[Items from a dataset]

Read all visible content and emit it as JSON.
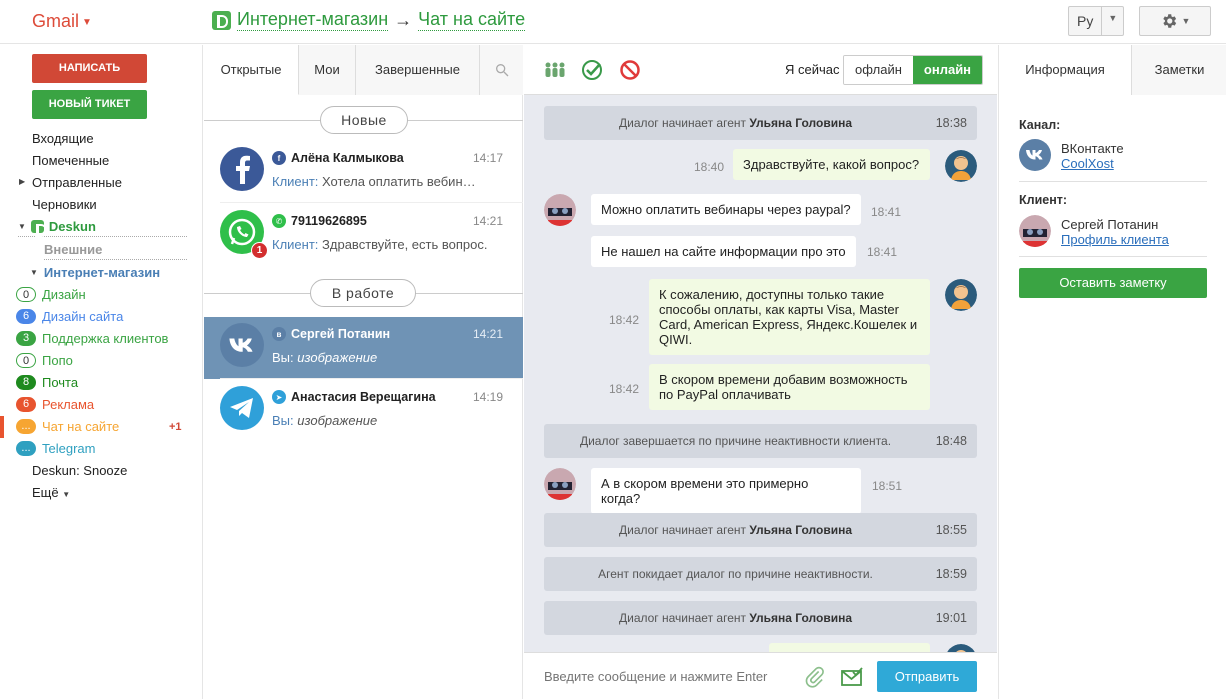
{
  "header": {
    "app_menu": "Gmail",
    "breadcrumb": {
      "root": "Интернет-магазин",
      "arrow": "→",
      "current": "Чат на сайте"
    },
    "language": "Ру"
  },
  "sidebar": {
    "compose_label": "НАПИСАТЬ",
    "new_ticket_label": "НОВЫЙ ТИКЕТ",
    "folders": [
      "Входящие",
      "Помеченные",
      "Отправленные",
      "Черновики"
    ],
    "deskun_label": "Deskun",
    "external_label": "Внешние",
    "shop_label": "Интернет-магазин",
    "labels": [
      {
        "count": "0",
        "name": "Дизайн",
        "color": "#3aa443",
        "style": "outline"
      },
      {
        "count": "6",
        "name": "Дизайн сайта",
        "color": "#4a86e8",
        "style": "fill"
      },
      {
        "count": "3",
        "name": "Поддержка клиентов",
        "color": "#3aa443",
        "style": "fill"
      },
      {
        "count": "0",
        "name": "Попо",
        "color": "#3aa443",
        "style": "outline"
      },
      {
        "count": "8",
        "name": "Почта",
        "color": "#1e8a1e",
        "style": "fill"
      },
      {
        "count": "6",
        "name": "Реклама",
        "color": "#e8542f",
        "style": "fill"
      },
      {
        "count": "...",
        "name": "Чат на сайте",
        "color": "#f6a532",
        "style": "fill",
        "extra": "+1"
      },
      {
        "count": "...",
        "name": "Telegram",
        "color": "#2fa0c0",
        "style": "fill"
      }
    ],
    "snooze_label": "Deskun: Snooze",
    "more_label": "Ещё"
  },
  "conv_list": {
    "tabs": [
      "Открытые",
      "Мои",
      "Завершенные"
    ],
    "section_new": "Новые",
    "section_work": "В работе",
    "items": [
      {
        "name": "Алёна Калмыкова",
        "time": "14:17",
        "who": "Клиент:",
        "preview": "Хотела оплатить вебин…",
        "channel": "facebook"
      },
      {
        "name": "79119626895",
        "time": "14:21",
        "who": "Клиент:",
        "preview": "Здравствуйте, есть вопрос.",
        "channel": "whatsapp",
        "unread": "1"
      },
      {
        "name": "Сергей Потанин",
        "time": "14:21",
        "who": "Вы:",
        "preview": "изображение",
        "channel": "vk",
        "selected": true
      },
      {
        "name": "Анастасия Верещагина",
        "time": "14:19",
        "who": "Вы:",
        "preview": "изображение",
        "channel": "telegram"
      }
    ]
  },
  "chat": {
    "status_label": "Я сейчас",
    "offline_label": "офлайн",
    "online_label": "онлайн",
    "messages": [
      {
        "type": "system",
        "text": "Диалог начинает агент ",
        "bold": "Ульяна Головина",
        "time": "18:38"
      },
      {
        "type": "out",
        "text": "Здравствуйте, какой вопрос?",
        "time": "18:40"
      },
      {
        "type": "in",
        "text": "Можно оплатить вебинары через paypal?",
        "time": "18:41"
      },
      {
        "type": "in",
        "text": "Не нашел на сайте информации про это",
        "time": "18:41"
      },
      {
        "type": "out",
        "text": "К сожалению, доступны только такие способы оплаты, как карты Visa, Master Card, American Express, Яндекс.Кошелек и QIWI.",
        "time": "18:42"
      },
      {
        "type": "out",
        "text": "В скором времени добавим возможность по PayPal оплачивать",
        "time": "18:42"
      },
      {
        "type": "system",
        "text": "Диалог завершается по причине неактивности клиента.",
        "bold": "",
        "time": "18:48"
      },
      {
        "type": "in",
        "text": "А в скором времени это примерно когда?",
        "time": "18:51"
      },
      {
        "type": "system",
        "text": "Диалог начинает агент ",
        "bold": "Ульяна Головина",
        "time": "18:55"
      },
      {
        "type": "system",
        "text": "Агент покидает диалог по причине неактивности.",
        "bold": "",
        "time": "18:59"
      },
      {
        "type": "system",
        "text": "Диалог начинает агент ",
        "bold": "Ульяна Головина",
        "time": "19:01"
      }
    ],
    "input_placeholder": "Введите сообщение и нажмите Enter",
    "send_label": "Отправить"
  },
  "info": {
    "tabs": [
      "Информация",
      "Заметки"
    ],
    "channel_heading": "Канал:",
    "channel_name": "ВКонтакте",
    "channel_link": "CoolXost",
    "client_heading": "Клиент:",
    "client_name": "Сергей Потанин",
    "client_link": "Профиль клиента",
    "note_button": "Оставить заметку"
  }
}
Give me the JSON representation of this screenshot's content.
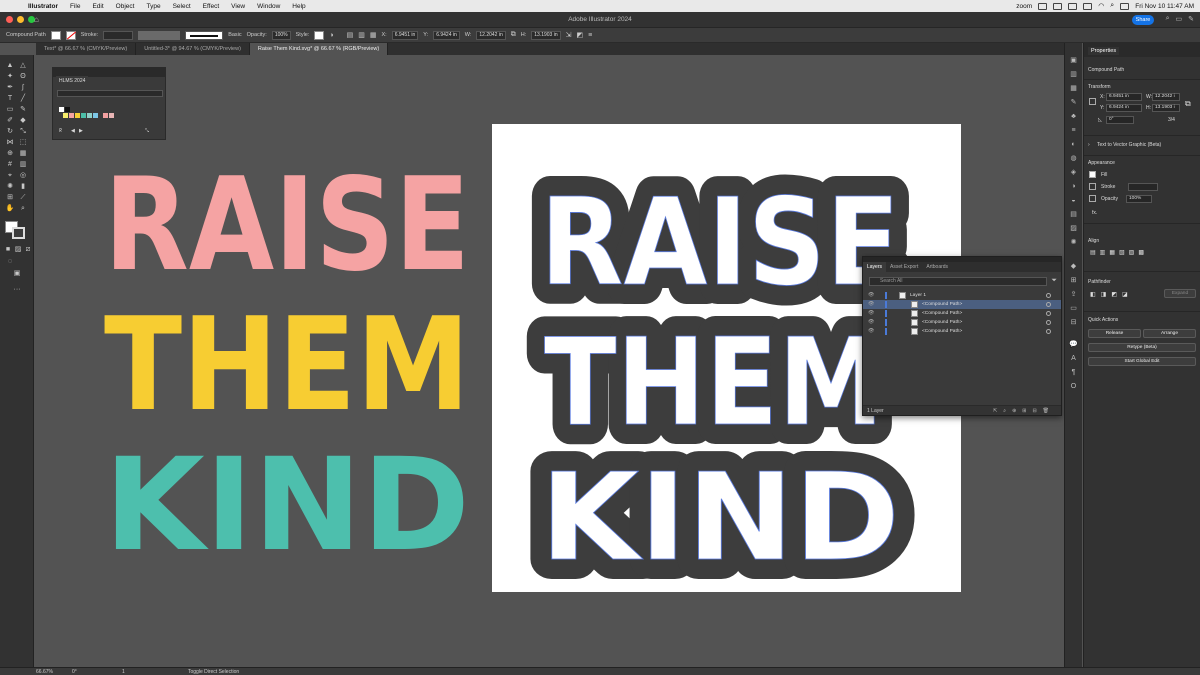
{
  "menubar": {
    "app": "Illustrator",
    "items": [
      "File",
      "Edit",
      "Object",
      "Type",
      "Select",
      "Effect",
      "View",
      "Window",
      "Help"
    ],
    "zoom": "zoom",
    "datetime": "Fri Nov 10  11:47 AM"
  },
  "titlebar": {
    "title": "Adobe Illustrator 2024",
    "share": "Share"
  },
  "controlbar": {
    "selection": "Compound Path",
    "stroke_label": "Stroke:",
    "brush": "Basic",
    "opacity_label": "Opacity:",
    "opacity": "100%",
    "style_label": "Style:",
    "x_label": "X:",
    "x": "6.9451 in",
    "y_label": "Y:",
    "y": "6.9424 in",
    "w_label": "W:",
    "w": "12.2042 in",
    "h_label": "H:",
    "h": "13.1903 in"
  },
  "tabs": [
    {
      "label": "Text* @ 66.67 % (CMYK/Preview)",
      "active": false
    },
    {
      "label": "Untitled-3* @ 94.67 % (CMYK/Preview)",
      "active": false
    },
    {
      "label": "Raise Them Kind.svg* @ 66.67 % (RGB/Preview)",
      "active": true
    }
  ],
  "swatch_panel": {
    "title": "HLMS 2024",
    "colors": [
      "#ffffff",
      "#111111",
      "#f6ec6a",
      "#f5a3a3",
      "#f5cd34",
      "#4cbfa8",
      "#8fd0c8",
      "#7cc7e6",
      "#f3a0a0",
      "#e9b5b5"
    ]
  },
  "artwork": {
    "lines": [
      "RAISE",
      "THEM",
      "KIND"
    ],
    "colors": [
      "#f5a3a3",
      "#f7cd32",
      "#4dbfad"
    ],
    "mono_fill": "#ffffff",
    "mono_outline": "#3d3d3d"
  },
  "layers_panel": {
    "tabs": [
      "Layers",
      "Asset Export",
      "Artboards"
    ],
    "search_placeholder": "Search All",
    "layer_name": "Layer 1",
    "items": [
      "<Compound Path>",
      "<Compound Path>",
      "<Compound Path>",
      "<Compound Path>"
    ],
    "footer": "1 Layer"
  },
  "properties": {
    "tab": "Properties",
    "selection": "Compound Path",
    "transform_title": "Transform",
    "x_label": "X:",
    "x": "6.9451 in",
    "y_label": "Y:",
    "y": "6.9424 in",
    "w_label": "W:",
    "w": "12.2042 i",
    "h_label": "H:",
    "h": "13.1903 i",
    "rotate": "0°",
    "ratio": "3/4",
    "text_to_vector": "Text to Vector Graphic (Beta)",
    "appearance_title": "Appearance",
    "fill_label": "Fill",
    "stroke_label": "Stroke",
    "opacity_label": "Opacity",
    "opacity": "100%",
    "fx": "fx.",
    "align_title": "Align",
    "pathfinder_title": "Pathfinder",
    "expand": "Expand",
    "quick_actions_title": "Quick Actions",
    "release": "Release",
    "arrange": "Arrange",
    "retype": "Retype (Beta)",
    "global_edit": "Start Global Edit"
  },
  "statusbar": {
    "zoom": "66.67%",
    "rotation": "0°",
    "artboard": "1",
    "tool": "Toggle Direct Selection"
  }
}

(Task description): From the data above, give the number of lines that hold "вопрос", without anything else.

(Exercise response): 2